Problem requirements
Search the records for the string "Gouveia" and copy every line where it turns up.
___ Records to use ___
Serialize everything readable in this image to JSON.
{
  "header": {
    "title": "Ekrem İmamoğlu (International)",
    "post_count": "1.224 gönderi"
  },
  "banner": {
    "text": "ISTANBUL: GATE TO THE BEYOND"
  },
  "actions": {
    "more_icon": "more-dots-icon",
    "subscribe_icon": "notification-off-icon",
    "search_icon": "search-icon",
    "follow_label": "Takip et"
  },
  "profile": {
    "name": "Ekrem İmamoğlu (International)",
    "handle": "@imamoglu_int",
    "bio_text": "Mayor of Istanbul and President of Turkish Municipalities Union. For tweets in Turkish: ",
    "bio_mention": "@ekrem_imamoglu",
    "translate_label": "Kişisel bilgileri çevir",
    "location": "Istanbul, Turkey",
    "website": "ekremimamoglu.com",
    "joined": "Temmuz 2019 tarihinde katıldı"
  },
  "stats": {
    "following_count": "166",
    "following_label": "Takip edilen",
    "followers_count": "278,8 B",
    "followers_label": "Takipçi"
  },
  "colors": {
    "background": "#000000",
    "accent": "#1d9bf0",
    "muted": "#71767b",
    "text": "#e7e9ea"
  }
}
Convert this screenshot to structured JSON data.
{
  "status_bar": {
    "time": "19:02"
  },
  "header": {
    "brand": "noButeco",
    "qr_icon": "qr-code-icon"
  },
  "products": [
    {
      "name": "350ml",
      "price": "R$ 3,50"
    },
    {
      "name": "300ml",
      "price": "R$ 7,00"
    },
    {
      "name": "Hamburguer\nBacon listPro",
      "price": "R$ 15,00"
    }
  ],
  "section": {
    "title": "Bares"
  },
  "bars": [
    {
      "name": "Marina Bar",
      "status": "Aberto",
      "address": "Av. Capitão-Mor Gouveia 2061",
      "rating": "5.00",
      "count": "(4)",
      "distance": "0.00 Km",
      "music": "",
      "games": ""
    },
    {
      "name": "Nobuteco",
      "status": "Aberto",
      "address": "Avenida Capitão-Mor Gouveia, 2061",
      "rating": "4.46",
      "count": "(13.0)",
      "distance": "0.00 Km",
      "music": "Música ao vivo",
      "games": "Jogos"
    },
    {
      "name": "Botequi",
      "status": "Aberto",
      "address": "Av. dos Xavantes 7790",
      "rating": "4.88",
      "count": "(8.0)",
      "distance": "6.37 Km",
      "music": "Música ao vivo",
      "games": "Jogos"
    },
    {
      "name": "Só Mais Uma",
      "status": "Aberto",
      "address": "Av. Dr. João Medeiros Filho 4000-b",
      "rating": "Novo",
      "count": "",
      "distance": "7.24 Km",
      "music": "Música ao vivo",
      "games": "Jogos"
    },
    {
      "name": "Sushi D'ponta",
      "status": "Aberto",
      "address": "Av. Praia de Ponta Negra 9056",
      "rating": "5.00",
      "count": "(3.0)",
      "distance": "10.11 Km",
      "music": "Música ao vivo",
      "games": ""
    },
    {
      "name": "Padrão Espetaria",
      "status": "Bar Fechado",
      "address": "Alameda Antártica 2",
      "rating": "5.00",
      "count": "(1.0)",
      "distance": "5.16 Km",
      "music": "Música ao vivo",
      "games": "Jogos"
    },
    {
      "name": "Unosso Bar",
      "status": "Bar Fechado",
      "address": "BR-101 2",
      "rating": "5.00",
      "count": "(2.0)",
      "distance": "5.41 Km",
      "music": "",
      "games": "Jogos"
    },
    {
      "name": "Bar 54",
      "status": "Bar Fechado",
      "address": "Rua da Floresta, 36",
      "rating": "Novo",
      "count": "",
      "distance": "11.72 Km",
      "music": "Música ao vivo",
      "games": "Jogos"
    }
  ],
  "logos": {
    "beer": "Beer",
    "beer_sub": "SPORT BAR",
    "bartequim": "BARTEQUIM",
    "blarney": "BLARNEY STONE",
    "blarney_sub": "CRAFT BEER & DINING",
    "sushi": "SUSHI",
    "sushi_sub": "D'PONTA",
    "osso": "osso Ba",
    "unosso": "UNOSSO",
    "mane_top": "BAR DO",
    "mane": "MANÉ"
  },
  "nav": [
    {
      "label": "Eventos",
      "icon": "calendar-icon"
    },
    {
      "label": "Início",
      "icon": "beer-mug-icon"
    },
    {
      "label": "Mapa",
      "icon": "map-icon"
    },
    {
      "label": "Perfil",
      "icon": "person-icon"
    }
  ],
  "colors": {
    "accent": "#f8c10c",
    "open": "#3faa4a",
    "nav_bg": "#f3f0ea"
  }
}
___
Problem solution
      "address": "Av. Capitão-Mor Gouveia 2061",
      "address": "Avenida Capitão-Mor Gouveia, 2061",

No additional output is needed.